JDA Software Group Earnings Preview

Charles is a member of The Motley Fool Blog Network -- entries represent the personal opinion of the blogger and are not formally edited.

Author's note: This post originally had an incorrect earnings release date. The information has been corrected.

JDA Software Group Inc. (NASDAQ: JDAS), a global provider of merchandising and supply chain enterprise software solutions, has yet to select an earnings release date, but right now analysts' average estimates are for EPS of $0.57 a share on revenue for the quarter of $171.27 million. Last year's earnings for the quarter came in at $1.08 per share on revenue of $163.61 million.  If JDA meets analysts' expectations, it means an earnings decrease of -47.22% on a mediocre revenue increase of just 4.68%.  Still, this is much improved over last quarter's (year end 2011) reported EPS of -$0.03 a share on revenue of $174.17 million[A2] . To be fair, the $1.08 reported EPS was a statistical outlier because full year earnings came in at $1.67 and only $0.41 for the prior year.  

While revenue is growing, accounts receivables have been rising faster than revenue.  Days sales outstanding - a measure of how long it takes to collect money owed - also has been rising and is at 68 days (4-qtr average).  Receivables on an average 4-quarter basis are at 75% of revenue, up from last year's average of 69%.  This suggests reluctance on the part of JDA to pressure clients to pay their bills. Operating cash flow was also negative last quarter, which is a common occurrence when receivables remain uncollected.

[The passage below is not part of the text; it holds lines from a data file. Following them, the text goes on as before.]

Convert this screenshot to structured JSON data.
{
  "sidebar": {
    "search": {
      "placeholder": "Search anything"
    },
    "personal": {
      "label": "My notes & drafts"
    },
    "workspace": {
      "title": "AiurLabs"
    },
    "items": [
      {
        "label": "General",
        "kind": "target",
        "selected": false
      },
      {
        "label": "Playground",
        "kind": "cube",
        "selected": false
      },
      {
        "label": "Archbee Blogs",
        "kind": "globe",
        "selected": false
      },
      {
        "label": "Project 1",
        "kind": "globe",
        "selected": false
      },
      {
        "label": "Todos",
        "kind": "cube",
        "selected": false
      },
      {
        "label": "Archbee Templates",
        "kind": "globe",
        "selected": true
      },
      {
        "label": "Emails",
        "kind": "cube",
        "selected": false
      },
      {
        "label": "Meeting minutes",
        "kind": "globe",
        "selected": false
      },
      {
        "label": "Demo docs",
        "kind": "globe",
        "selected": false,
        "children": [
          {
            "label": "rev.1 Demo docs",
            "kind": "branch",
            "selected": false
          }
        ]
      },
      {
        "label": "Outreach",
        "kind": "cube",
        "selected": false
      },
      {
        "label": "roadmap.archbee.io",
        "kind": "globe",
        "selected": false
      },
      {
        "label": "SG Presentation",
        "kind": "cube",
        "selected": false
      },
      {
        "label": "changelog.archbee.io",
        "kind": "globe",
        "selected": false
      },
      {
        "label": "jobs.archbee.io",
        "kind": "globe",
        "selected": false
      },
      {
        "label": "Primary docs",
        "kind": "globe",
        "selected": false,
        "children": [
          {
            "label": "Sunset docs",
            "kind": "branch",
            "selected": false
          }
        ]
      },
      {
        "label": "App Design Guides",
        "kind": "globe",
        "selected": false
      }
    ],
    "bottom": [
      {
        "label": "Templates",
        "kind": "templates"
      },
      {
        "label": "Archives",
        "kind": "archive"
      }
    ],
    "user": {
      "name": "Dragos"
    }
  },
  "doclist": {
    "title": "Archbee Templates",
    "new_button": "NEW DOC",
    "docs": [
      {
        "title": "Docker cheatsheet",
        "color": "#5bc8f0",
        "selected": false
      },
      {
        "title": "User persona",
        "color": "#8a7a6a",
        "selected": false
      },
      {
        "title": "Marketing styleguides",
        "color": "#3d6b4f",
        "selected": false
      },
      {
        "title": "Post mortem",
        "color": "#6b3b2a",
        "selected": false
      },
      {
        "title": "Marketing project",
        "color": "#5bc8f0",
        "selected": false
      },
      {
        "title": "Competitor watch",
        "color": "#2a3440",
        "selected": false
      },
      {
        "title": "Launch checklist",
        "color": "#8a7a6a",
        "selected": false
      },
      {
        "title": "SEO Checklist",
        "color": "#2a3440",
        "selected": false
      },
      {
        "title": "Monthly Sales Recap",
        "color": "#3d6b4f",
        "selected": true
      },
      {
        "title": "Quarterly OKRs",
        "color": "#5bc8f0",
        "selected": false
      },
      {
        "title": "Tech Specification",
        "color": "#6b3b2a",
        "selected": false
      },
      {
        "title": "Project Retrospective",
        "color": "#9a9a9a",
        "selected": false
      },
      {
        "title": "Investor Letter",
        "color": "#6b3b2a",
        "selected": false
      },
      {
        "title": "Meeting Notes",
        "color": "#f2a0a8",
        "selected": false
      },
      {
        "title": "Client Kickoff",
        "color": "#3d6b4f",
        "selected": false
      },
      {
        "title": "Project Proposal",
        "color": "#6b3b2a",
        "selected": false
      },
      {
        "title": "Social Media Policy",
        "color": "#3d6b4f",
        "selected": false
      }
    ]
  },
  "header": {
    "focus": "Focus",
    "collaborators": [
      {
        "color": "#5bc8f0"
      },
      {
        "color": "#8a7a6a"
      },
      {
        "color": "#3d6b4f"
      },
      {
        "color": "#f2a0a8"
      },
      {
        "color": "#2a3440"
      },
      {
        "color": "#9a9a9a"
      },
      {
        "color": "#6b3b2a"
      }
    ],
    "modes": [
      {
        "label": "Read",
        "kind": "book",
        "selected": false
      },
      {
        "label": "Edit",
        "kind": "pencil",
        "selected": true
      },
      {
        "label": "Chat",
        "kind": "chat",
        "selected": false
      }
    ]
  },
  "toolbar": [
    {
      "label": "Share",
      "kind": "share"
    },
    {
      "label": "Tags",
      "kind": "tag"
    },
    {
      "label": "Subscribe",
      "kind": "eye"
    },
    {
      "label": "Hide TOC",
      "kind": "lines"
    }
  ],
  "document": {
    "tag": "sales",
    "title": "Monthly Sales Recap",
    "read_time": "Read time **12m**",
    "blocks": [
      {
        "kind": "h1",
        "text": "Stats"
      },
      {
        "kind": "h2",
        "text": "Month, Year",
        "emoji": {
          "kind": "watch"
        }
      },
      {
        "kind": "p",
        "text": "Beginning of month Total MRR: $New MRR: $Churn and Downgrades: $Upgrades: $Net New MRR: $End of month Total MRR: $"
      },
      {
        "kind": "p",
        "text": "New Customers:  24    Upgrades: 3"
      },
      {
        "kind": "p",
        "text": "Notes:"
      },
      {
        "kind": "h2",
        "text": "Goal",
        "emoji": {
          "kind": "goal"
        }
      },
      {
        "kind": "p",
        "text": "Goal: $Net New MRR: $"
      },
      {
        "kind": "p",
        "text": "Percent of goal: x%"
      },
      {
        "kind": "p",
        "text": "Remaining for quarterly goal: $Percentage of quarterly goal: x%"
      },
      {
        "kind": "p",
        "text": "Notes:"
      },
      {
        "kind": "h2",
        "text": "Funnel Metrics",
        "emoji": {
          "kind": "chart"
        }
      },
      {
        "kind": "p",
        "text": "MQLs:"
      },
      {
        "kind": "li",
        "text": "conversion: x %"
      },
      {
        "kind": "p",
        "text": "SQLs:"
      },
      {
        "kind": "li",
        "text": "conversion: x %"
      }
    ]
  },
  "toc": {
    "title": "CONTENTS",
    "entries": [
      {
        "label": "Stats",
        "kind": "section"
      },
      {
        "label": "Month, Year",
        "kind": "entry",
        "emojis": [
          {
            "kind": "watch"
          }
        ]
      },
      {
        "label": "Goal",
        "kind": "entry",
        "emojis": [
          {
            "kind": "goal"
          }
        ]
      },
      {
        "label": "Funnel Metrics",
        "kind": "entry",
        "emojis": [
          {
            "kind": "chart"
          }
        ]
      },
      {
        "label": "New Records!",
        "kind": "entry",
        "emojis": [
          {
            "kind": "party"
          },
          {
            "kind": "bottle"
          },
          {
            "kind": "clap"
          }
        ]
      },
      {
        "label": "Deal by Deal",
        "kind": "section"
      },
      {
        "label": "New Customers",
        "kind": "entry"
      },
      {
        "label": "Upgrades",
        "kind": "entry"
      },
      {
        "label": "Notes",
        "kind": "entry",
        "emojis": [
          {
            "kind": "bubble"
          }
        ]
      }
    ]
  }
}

JDA competes with some industry heavyweights including Oracle Corporation (NYSE: ORCL); SAP AG (NYSE: SAP); and Manhattan Associates, Inc. (NASDAQ: MANH).  SAP reported second quarter revenue and EPS that best analysts' estimates, and the stock is up 3.74% to $58.85.  Oracle reported on June 18, and also beat earnings estimates for the quarter ($0.82 actual versus $0.78 estimated).  Manhattan will report Q2 results after the market closes on July 24.  Analysts estimate Manhattan's EPS will come in at $0.64 a share, but the company has demonstrated its ability to surprise Wall Street to the upside over the past four reporting periods.

For comparison, let's look at some income statement metrics for these four companies.  SAP reports in euros but I converted to dollars using $1.22 as a conversion factor.  Otherwise, these data are the latest available or estimated.  Net income is for the latest quarter.

<table> <tbody> <tr> <td> <p>Company</p> </td> <td> <p>Revenue</p> </td> <td> <p>Operating   Margin</p> </td> <td> <p>Net   Income</p> </td> <td> <p>Price/Earnings  </p> </td> </tr> <tr> <td> <p>JDA</p> </td> <td> <p>$171.27   million</p> </td> <td> <p>20%</p> </td> <td> <p>(1%)</p> </td> <td> <p>17.31</p> </td> </tr> <tr> <td> <p>Oracle</p> </td> <td> <p>$10.916   billion</p> </td> <td> <p>43%</p> </td> <td> <p>32%</p> </td> <td> <p>14.71</p> </td> </tr> <tr> <td> <p>SAP</p> </td> <td> <p>$4.782   billion</p> </td> <td> <p>22%</p> </td> <td> <p>13%</p> </td> <td> <p>16.47</p> </td> </tr> <tr> <td> <p>Manhattan</p> </td> <td> <p>$91.48   million</p> </td> <td> <p>20%</p> </td> <td> <p>12%</p> </td> <td> <p>18.33</p> </td> </tr> </tbody> </table>

The tables suggests Oracle to be the best bet for a growth stock pick because it is the largest company and has the best margins as well as the lowest PE ratio. In fact, I would put JDA as the bottom of this list of investment ideas. JDA's current price of $28.70 indicates a PE ratio of 17.3[A3] 1, which is higher than either the revenue or earnings growth trends.  Due to recent disappointing reports from other technology software companies such as Informatica Corporation, and the market's corresponding response, I would be concerned if I were a JDA shareholder or a holder of any company doing business in Europe for that matter.


 [A2]S&P Capital IQ

CACody has no positions in the stocks mentioned above. The Motley Fool owns shares of Oracle. Try any of our Foolish newsletter services free for 30 days. We Fools may not all hold the same opinions, but we all believe that considering a diverse range of insights makes us better investors. The Motley Fool has a disclosure policy.If you have questions about this post or the Fool’s blog network, click here for information.

blog comments powered by Disqus